A second lieutenant (2LT) is the lowest-ranking commissioned officer in the U.S. Army, Air Force or Marines. As with all military ranks and occupations in the Armed Forces, pay depends primarily on the length of service, although there are other factors used in calculations. The average monthly base pay for a second lieutenant ranges from $3,107.70 to $4,854.90.
Commissioned officers in the military hold ranks equivalent to civilian pay grades, from O-1 (2nd lieutenant) to O-10 (general). Although the names of ranks can differ according to the branch of service, pay is the same. For example, an O-1 is called a second lieutenant in the Army, Air Force and Marines, and is called an ensign in the Navy and the Coast Guard.
Depending on their education and training, second lieutenants work in a variety of military occupational specialties, in fields as diverse as combat arms, communications, engineering, Human Resources, intelligence, law enforcement, logistics and transportation.
There are four paths that lead to a commission as an officer in the U.S. military: a degree from one of the academies, completion of a college-based Reserve Officers' Training Corps (ROTC) program, direct commission and Officer Candidate School (OCS).
The military academies are highly selective of candidates to train as future officers.

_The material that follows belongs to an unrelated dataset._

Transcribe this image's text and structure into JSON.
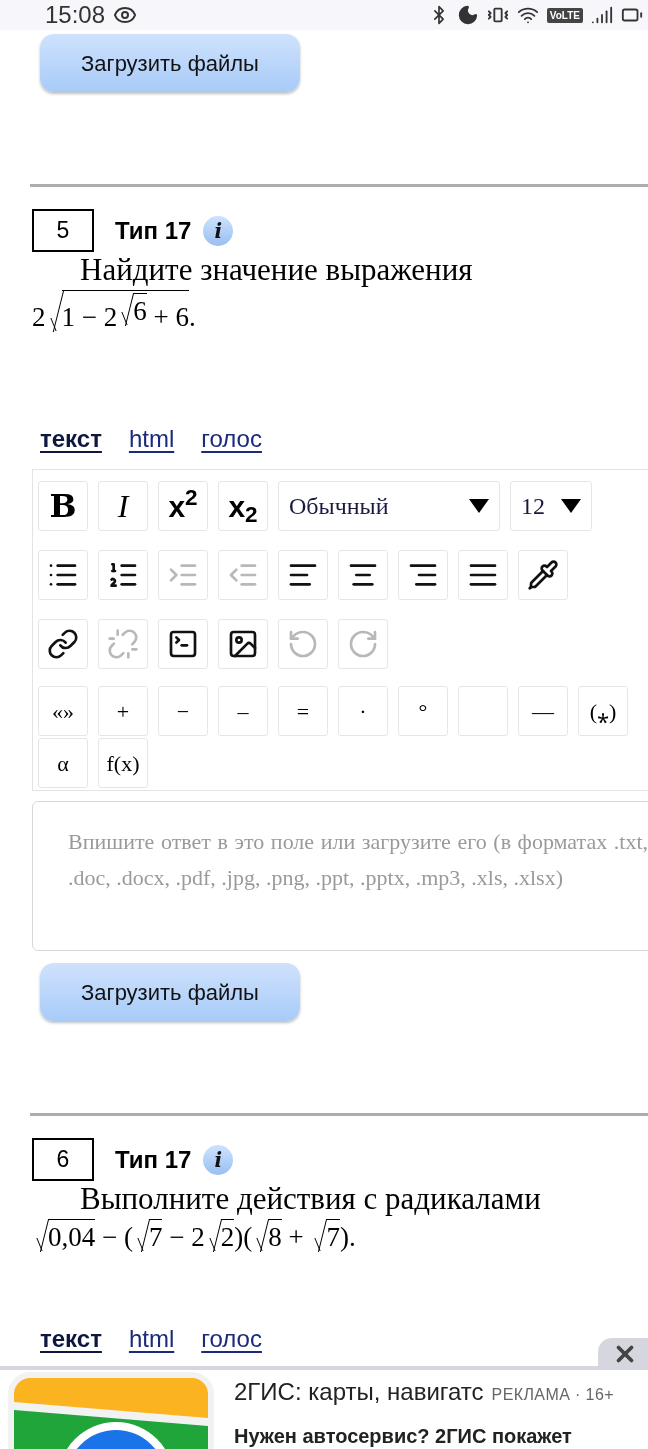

Appointment to the U.S. Military Academy at West Point (Army), the U.S. Air Force Academy and the U.S. Naval Academy (Navy and Marines) is made by a government official, usually a member of Congress. Students pay no tuition and commit to active duty service immediately upon graduation.
Most officers enter the military through ROTC programs, offered at more than 1,000 colleges and universities across the country. Scholarships are available in exchange for commitment to military service. Direct commissions are offered to individuals who have professional education, such as law, medicine or ministry. Officer Candidate School (OSC) is for selected members of active duty enlisted ranks who want to transition to becoming officers. Training requires anywhere from 9 weeks (Air Force) to 17 weeks (Coast Guard).
An Army lieutenant, like all military officers, can work in a broad range of settings, depending on their occupational specialty. A duty assignment can be almost anywhere in the world, indoors or outdoors, in an office, hospital, hangar, courtroom or chapel, on land, in the air or aboard a ship. Service members can sometimes request an assignment, but the needs of the military always take priority. Officers usually move to a new assignment every few years.
Salary and Job Outlook
The 2018 military pay chart lists the starting base salary for a 2nd lieutenant (or equivalent O-1) as $3,107.70 per month, or $37,292.40 per year. The actual salary is much more than that, as 2nd lieutenant pay includes a housing allowance, based on the cost of living in the geographic area where assigned. Army pay, as with pay for all active duty service members, includes valuation for full medical, dental and vision benefits. In addition, service members are vested in a pension plan and can begin collecting retirement pay after 20 years of service. Extra pay can be awarded in the form of retention bonuses, combat or hazardous duty pay, and for special skills.
The U.S. Bureau of Labor Statistics (BLS) only makes employment projections for civilian occupations. Opportunities for officers in any branch of the armed forces depends on the needs of the military as well as on defense spending, which is determined by Congress.